Chicago native Petito found what he wanted in west Omaha
Career record: 303-142
Playoff appearances: 24
State titles: 5 (A, 2003; A, ’05; A, ’12; A, ’15)
State runner-up: 3 (A, 2002; A, ’04; A, ’07)
Going into his 35th season as Millard North’s head football coach, it would seem like that this is the only job Fred Petito ever wanted in his career.
Coming out of Mount Carmel High School on the south side of Chicago in 1970, Petito thought he was going to be a Chicago cop.
Then Petito was recruited to play football at Hastings College, and that was the start of a journey that would eventually make him one of the most successful high school football coaches in state history.
He spent two years as an assistant football coach at Hastings St. Cecilia, then three years in Bowling Green, Kentucky, as an assistant before moving to Omaha to work at Omaha Cathedral in 1979 and ’80.
One of his former teammates at Hastings College, Scott Koch, was already in administration in the Millard School System and suggested looking into jobs there, especially with a new high school scheduled to open.
Petito obviously has found a home.
“I guess I decided this was a good place, west Omaha,” Petito said. “I had some opportunities to move, I almost took a job in Victoria, Texas, in 1989 or 90, but I said, ‘No.’ The competition is extremely good around here, the young people are invested in the program. I wanted to see what we could do.”
What the Mustangs have done is qualify for the playoffs 22 of the last 23 years, win five Class A state titles and take runner-up three more times. They’ve been the most consistent Class A program in the state during that stretch with teams that play physical up front on both sides of the ball in a quarterback-based option attack that has been difficult for opponents to stop.
“We’re going to get on the balls our feet and we’re going to attack you,” Petito said. “We’ll get into sets that will spread the field and then let the quarterback make reads at the line of scrimmage. Our quarterback has to be a pretty good guy. He gets you out of dead plays and he gets you where you need to be. He has to be a threat.”

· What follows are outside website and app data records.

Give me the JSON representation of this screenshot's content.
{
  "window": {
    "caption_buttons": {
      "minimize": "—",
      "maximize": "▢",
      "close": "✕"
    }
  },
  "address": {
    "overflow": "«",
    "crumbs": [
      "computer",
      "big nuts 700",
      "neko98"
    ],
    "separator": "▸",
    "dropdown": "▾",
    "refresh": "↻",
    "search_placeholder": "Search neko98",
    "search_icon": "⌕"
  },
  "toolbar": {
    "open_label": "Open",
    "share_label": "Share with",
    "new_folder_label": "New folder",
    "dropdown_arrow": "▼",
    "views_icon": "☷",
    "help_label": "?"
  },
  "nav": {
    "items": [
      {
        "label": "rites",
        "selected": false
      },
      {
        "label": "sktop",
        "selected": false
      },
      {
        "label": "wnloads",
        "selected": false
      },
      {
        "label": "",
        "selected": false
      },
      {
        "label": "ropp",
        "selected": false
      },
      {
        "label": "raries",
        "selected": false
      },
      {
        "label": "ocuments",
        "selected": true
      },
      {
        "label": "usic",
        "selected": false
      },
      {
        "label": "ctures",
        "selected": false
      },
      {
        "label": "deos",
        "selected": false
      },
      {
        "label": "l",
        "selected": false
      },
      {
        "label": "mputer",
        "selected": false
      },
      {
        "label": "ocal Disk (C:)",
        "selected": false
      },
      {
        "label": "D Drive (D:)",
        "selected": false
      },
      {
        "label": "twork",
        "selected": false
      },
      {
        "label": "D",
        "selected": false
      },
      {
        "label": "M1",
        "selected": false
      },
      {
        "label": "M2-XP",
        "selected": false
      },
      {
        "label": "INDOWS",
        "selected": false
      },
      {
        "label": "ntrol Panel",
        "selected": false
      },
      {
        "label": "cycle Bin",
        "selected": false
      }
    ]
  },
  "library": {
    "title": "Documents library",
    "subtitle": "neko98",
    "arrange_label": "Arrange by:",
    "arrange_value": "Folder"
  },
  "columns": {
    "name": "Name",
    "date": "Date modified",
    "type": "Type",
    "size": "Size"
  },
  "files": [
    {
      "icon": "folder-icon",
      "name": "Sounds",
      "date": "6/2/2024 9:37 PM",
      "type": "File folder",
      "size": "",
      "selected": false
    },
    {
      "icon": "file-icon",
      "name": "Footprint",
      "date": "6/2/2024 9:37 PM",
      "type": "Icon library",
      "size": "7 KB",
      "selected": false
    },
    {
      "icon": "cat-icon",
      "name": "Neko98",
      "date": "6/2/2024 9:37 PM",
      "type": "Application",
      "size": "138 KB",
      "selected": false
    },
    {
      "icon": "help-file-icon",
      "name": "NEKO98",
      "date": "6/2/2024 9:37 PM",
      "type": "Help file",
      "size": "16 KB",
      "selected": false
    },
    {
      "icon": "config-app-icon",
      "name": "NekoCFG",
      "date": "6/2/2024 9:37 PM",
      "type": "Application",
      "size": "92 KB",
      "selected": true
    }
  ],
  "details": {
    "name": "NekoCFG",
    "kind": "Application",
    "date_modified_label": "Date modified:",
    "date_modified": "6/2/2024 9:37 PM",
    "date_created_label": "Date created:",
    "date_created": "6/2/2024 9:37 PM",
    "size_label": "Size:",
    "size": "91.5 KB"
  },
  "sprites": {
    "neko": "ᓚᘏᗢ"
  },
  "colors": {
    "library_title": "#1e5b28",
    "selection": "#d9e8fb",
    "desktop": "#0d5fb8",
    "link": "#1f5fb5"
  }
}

One of the products of that option game was Eric Crouch, the 2001 Heisman Trophy winning quarterback from Nebraska.
“That was quite a trip coaching him,” Petito said about coaching Crouch in the mid-90s. He also had Seth Olsen, a former All-American offensive lineman at Iowa who played four seasons in the NFL.
“When Eric got to Nebraska, we altered our coaches’ meetings on Saturday so we could watch him,” he added.
At 66, Petito still runs 2½ to 4 miles per day and has not cut his schedule back at all as a physical education teacher at the school.
“I still enjoy being around the kids and working with them,” Petito said. “We started 10 sophomores last year, so I’m excited to see what that group can do now as juniors this season. They play with grit and they’ve grown up. They’ve always played hard, but now with some experience, they’re also playing smart.”